After showing them a Japanese scroll story and paper Russian nesting dolls, we did the cut and tell story, “Papa’s Teepee,” which turns into a snowflake. Then we created a blizzard! Brrrr!
Then it was on to “Bandana Man!” It’s such a popular story and kids love watching the bandana transform.
And the bandana men came out sooo cute!
We did some string stories and I love it when librarians get excited about mastering a new skill! Woo hoo, Sharon!
Just before lunch, I taught them all how to make a perfect five-pointed paper star with strategic folds and one snip of the scissors.
After our taco bar lunch, we got back into the swing of things with Tangrams. I taught them how to create a tangram without a pattern and challenged them to invent a Tangram. Anna was the winner! Way to go, Anna!
Then it was time for Tangram Story Theater. The group did a great job performing “Tiger’s Tale, Anansi’s Stories,” a tale from the West Indies. “Let’s feel the story beat, let’s feel the story beat. UH!”
The final part of my workshop focused on “Picture Book Make and Takes.” I showed them the story of The Cajun Cornbread Boy illustrated by Marita Gentry and they made Cajun Cornbread Boy puppets.
I performed an excerpt of The Gigantic Sweet Potato and it was so much fun. Thanks, George and Judy (like the Jetsons? Where’s Jane?!). LOL
Then it was time to perform the hilarious Madame Poulet and Monsieur Roach. George Seamon, the NWKLS Library Consultant was Monsieur Roach. Sometime during the workshop, George landed the nickname, “Big Daddy Librarian.” All the librarians LOVED it and vowed to call him that from now on. Fortunately, George has a wonderful sense of humor and had fun with it. Look at how tall he is… he’s 6’4″! BIG DADDY LIBRARIAN!
I love the part of the story where all the roaches end up on the floor, dead, with their legs up! Too funny!
I ended the workshop with There’s a Dragon in the Library and the librarians loved the accordion dragon. Judy, you did such a great job! Judy, who had seen me last year at the Kansas Storytelling Festival, said to me, “Dianne, I am lucky that your bright comet flew through my Kansas sky twice!” Awww, Judy… You are sooo sweet!
After my workshop finished, George took me to Nebraska. Yes, I stepped foot in Nebraska and now I can say I’ve been there! LOL
Then George took me to an adobe house at the local state park.
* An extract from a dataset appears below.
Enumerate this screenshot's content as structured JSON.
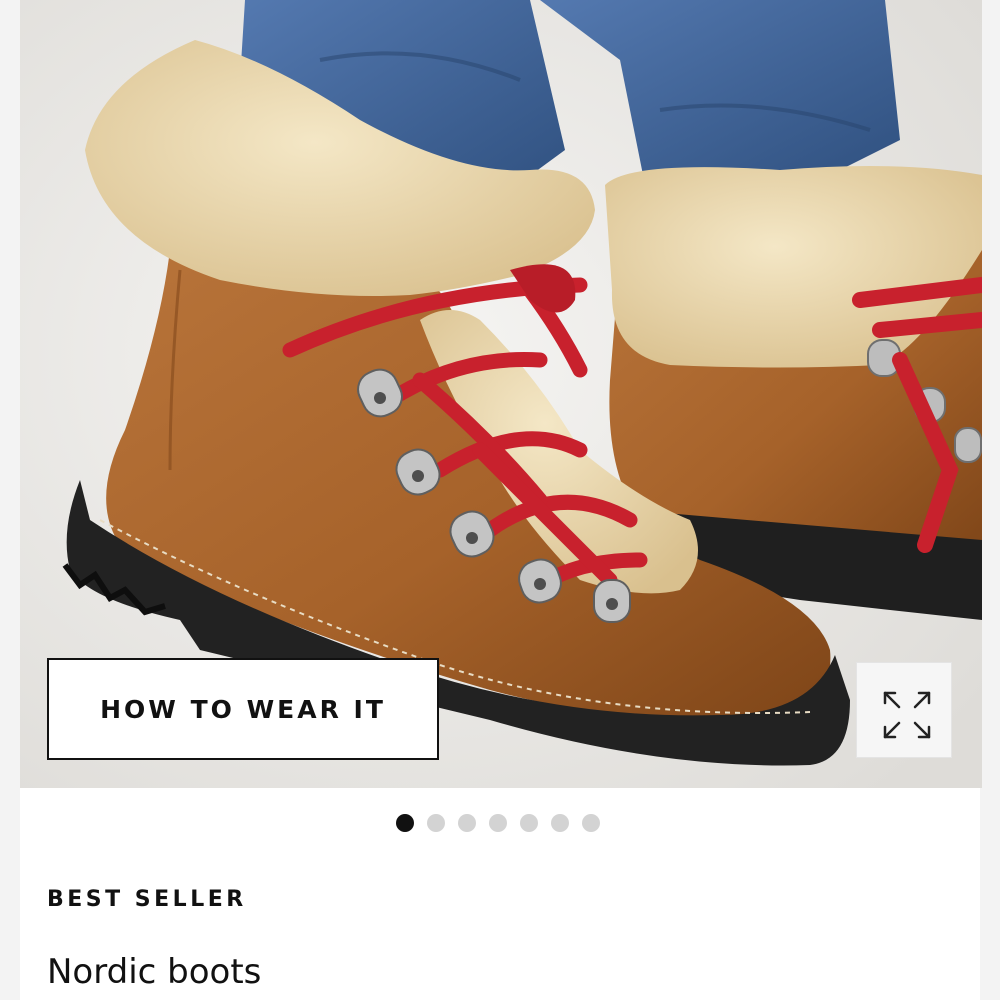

The house, named “Lady of the Prairie,” was built in the 1890s. Since that time, it has been restored.
My day ended with another long drive to my final destination. I will tell you this. I have never seen so much open space! It’s breathtaking how the land just stretches for miles. I was told that in Kansas, there are more cows per capita than people! Funny little factoid. Here, in the plains, I felt the powerful Kansas winds. There were times I felt like I would be swept away like Dorothy!
The people of Kansas have been so kind and sweet. Thank you, NWKLS, for having me as your summer reading presenter this year. You have swept me off my feet with your hospitality! Here’s to “One World, Many Stories!”
Until next time…